The Colleges of Education and Human Ecology are hosting the K-State Military Education and Family Initiatives Symposium on March 11 at Riley’s Conference Center on Fort Riley. The event costs $15 and includes lunch.
This conference-style event will focus on local school and community partners and the issues related to better serving all military-connected students, including children of military families, veterans, military spouses, etc. Topics such as college and career ready standards, training school counselors, the impact of multiple combat tours on learning, transitioning from soldier to student, financial behaviors of military members, and the impact of trauma and PTSD on spouses and families will be discussed.
The four presenters from the College of Education are Jane Fishback, Ashley Gleiman, Judy Hughey and Sandy Risberg. In addition, there will be a number of subject matter experts from the College of Human Ecology who will also present.
A new book written by two College of Education faculty captures all of the elements that make K-State the special place it is: friends, family and fun.
Debbie Mercer, dean of the college, and Lotta Larson, associate professor of curriculum and instruction, wrote “K-State: An Alphabet Journey Across Campus.” It’s a joyful journey that literally covers campus from A-Z.
“Lotta and I are overwhelmed by the response from this book,” Mercer said. “It feels wonderful hearing how people are connecting and reconnecting with campus through the pages of this book. The fact that we can help support students in our college at the same time by donating our profits to scholarships only adds to our enthusiasm.”

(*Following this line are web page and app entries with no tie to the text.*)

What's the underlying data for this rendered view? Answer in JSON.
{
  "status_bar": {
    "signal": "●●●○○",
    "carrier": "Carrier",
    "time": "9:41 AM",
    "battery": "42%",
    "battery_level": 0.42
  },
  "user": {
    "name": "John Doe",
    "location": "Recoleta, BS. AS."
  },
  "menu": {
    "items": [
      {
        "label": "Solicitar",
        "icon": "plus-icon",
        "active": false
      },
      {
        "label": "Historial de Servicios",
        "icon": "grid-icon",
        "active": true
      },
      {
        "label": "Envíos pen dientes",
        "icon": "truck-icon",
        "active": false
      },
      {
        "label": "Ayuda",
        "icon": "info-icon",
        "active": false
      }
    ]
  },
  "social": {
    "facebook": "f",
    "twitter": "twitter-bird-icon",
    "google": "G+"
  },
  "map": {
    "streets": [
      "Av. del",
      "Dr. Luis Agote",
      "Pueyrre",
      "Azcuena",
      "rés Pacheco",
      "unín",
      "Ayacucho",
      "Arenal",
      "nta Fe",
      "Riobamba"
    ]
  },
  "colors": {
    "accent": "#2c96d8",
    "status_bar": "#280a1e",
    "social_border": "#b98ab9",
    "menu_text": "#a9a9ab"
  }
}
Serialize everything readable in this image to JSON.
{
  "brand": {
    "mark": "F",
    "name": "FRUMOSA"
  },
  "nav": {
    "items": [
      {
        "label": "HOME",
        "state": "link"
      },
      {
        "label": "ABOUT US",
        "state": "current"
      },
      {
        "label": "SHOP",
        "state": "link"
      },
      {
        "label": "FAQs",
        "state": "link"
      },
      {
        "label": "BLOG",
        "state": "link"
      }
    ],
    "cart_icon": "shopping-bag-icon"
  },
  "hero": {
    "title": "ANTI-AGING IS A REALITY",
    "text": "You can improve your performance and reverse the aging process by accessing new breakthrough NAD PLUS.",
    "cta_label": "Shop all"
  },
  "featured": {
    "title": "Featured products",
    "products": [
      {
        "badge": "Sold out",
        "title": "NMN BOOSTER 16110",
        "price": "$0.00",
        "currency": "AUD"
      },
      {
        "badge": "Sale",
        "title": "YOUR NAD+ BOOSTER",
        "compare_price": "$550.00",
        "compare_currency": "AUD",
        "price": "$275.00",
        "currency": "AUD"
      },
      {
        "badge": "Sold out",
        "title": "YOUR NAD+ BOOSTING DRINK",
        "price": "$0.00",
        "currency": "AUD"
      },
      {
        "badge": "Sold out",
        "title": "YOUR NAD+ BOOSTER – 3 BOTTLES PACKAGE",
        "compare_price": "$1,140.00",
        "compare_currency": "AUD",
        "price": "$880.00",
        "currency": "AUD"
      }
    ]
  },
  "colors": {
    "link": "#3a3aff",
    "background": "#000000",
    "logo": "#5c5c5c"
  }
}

The books are $20 and available in the dean’s office, Bluemont Hall 06. They are also being sold at Varney’s, the K-State Campus store at the Union, and online through Mascot Books.